Three blind mice. Three blind mice.
See how they run. See how they run.
They all ran after the farmer’s wife,
Who cut off their tails with a carving knife,
Did you ever see such a sight in your life,
As three blind mice?
Yes, I saw an FA disciplinary committee once. They didn’t see me, they see nothing. That’s unfair, actually, one saw me but the others weren’t convinced and that kind of ended that.
If you were going to commit a bank robbery, make sure that the only witnesses are members of the FA. Then run away. But make sure that you aren’t wearing a Leeds United shirt, they’d see EVERYTHING in that case. Probably be able to scan your fingerprints too whilst you were on the hoof!
OK, hyperbole from me but not without reason. Here’s Exhibit A:
Hi @EFL, whilst you’re reviewing the performance of your officials today at Elland Road, you might want to consider another one they missed.
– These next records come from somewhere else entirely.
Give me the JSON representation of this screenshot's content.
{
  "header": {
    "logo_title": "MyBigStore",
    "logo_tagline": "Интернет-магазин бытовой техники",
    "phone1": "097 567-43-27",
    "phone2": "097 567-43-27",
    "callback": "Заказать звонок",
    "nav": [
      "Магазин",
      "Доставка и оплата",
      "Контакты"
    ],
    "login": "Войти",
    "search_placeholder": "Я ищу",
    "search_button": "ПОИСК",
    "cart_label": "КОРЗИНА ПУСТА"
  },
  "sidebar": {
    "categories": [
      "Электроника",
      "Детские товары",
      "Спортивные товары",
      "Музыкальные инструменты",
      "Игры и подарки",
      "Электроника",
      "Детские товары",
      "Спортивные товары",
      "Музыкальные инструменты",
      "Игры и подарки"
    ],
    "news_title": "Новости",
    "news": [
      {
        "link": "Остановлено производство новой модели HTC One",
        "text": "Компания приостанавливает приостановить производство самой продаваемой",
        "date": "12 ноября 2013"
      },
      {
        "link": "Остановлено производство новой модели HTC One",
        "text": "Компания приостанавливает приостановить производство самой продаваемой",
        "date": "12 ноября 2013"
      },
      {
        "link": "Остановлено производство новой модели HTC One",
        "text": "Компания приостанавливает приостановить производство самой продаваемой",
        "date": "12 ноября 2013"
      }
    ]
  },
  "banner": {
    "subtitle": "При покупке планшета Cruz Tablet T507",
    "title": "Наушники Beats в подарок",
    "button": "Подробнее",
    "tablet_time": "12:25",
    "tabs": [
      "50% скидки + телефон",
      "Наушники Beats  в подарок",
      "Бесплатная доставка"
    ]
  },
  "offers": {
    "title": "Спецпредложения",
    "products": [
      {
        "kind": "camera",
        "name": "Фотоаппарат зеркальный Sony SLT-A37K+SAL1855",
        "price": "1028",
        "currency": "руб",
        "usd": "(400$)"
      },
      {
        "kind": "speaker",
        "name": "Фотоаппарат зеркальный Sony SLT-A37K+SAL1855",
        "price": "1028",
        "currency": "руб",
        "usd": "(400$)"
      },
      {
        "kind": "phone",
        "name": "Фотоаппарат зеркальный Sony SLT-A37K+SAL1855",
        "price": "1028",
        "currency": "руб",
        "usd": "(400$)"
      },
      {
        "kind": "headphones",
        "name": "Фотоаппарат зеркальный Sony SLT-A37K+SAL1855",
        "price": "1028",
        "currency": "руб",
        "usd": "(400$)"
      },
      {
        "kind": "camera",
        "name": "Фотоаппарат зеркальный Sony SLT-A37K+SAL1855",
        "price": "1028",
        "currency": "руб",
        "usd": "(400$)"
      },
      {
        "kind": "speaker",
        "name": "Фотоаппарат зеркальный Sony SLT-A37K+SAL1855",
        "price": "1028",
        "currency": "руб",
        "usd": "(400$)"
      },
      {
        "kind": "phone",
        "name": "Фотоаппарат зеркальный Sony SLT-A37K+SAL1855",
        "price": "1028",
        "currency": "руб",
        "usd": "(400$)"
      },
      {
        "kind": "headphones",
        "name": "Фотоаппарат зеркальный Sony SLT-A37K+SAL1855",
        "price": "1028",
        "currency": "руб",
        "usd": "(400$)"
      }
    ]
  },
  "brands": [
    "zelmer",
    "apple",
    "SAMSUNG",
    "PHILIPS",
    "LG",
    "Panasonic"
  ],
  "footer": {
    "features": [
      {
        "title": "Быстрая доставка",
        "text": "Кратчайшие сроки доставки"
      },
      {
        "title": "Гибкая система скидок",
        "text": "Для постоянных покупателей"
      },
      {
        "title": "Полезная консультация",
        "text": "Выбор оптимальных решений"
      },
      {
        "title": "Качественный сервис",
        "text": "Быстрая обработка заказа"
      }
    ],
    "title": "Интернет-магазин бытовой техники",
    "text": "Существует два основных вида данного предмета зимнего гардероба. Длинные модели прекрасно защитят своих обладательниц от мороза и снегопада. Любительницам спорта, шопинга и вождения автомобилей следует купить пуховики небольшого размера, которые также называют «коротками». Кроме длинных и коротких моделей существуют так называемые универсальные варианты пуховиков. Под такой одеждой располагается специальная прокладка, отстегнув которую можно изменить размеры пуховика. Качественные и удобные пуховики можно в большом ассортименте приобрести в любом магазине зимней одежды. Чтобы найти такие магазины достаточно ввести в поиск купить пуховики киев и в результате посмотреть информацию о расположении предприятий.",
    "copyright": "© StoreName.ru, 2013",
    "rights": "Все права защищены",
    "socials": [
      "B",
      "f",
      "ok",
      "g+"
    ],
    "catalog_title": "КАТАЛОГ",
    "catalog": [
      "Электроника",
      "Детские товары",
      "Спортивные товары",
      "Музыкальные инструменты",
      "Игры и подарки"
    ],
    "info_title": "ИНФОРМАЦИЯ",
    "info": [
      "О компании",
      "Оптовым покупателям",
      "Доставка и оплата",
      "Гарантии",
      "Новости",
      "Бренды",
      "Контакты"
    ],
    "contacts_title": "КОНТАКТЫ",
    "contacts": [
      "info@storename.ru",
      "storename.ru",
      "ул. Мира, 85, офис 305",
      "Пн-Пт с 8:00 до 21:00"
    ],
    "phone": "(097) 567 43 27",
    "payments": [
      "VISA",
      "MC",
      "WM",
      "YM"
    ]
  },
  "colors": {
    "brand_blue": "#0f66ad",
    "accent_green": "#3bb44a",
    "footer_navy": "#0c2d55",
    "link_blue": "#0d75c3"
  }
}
Canos headbutting Alioski without consequence. We trust you’ll act accordingly…. #lufc pic.twitter.com/ZY3dNs34ZP
— Jon Precious (@jonprecious) October 6, 2018
Yes, that does look like a headbutt, well a poor attempt at one, you are right.
Here’s Exhibit B, courtesy of the FA’s own regulations:
Violent conduct is when a player uses or attempts to use excessive force or brutality against an opponent when not challenging for the ball, or against a team-mate, team official, match official, spectator or any other person, regardless of whether contact is made.
That’s an extract from the FA’s own rulebook – that’s a part of their Law 12. Look right carefully at the bit that says “uses or attempts to use excessive force.” Hell, look at all of it. Now look at Exhibit A and tell me that what Sergi Canos does can be seen as anything else other than an “attempt to use excessive force against an opponent when not challenging for the ball…regardless of whether contact is made.”
There are some who are saying that due to the half-hearted nature of it, the shambolic execution, that it is in no way dangerous enough to be considered a real example of “violent conduct.” There’s even been some who have excused it as being an attempted headbutt that doesn’t really qualify as it made minimal, if any, contact.
Imagine going to court accused of dropping a bag of cement on a person, breaking their right leg. The judge reads the charges, then asks how you plead. You admit you dropped the heavy bag on purpose, but you are pleading not guilty your Honour on account of you wanting to break his left leg! It’s that kind of madness. Attempted headbutt, really.
Above is Swiss biophysicist Jacques Dubochet receiving a share of the 2017 Nobel Prize for Chemsitry for his part in developing cryo-electron microscopy for the high-resolution structure determination of biomolecules in solution. No, I have no idea what that means either.
What I do know is that he received it for doing ‘something’, even if I haven’t got a clue what it was for.
The Royal Swedish Academy of Sciences don’t award the Nobel Prizes for ‘attempted’ Chemistry. Seems that there is a parallel in that the FA don’t award citations for violent conduct for half-hearted, yet intentional, headbutts.
All that remains is for Leeds United fans to get on the blower and call the Farmer’s Wife – there’s some tails that need cutting off of some blind mice at the FA.